## [Task objective]
Look through the entries below and report every line that has "隐私政策".

## [Entries from a dataset of interfaces]
━━━
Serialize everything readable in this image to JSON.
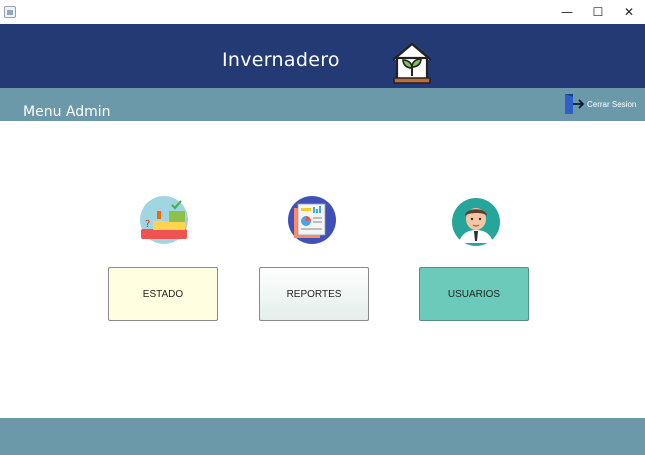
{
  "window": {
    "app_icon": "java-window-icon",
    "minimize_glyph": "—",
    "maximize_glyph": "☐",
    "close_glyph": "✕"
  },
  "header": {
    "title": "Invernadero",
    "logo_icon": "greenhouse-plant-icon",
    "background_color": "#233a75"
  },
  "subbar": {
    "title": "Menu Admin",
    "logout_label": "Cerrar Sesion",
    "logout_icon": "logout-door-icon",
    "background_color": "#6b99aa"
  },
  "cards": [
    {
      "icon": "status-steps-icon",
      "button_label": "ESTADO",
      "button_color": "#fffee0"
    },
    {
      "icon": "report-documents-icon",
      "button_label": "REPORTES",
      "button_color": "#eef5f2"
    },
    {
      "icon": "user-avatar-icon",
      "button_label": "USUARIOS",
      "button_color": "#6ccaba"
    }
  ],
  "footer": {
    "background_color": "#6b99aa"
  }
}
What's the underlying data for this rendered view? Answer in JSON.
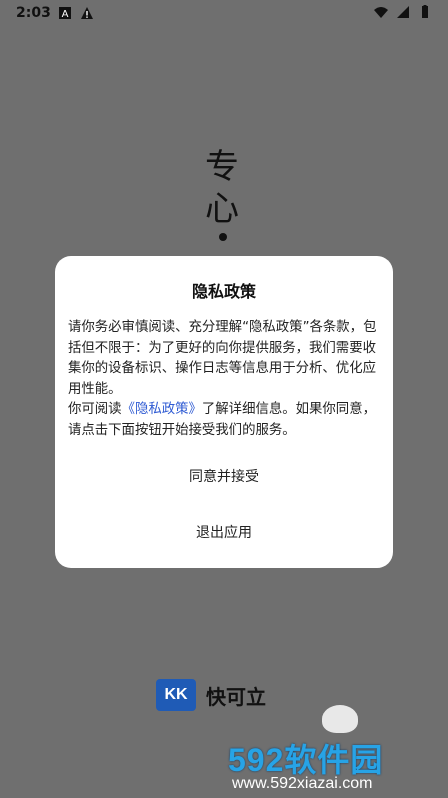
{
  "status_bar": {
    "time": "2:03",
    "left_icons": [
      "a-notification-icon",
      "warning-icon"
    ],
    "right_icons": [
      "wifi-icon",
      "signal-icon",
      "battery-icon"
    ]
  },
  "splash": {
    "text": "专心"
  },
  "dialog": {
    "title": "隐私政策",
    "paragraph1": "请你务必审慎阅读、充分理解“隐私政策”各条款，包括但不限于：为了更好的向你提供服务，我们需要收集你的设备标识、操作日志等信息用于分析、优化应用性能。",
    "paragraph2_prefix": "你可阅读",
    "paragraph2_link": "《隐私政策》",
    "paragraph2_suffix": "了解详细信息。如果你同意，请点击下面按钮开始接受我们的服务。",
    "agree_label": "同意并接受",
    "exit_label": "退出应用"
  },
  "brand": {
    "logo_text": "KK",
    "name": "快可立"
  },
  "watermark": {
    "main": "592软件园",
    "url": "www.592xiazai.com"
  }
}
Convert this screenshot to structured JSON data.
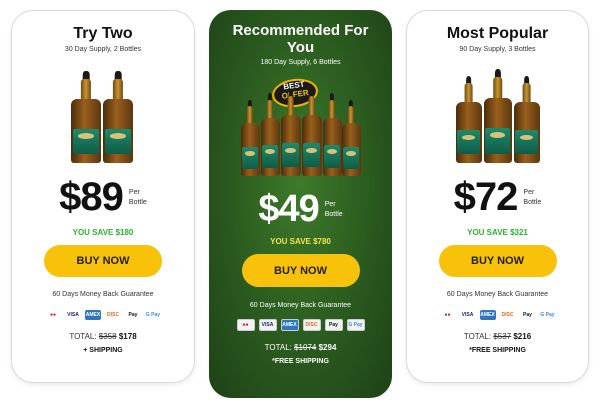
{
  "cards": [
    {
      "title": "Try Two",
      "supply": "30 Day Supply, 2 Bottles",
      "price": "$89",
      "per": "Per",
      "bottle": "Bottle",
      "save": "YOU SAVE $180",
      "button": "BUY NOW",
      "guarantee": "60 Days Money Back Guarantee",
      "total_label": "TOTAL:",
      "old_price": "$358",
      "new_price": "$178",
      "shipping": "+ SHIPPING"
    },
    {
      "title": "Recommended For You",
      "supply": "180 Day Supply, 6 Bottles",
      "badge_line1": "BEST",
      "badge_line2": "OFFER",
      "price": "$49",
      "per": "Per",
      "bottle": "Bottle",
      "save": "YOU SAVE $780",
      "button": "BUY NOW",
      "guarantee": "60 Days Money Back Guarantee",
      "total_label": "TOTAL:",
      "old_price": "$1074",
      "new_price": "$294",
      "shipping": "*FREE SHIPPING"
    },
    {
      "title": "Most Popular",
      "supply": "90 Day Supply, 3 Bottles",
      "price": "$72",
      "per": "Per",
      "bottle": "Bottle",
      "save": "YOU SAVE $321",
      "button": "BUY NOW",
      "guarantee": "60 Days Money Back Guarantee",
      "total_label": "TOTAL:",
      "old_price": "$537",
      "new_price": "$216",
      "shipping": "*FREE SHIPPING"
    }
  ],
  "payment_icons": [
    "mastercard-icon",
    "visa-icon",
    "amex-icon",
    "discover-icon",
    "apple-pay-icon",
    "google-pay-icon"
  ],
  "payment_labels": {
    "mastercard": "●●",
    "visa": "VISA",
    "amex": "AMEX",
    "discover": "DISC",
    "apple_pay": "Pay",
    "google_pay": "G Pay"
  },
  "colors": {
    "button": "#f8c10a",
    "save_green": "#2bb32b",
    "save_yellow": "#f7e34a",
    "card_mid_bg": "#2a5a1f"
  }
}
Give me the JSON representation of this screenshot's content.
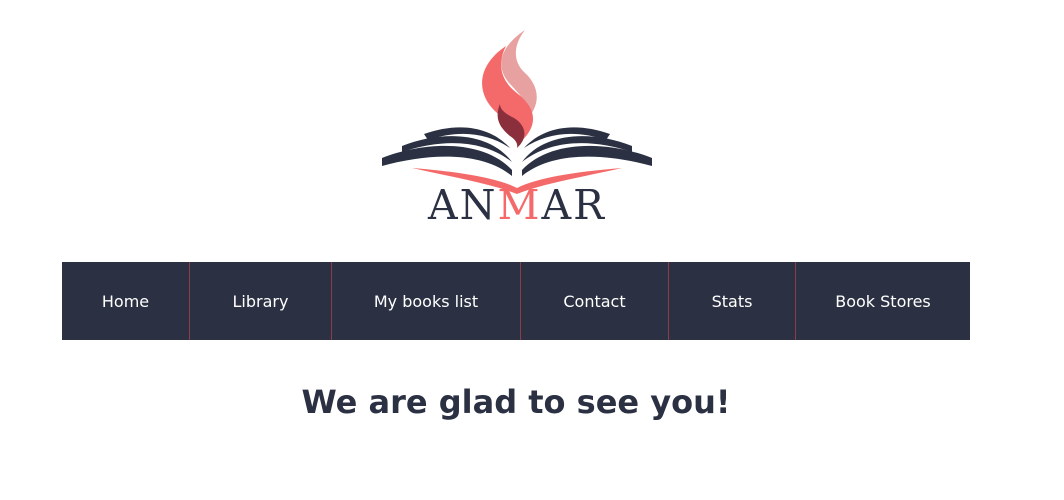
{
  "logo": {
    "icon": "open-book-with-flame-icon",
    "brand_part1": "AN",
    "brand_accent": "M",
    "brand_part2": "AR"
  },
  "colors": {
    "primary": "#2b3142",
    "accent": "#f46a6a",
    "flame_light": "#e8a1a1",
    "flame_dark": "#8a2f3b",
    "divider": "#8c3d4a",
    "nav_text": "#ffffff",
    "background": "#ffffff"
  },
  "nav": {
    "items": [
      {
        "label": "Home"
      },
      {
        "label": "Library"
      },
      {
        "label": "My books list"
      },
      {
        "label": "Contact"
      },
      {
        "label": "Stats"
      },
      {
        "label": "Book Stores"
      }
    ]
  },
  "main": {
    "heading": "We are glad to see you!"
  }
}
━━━
## [Written solution]
    "title": "隐私政策",
    "paragraph1": "请你务必审慎阅读、充分理解“隐私政策”各条款，包括但不限于：为了更好的向你提供服务，我们需要收集你的设备标识、操作日志等信息用于分析、优化应用性能。",
    "paragraph2_link": "《隐私政策》",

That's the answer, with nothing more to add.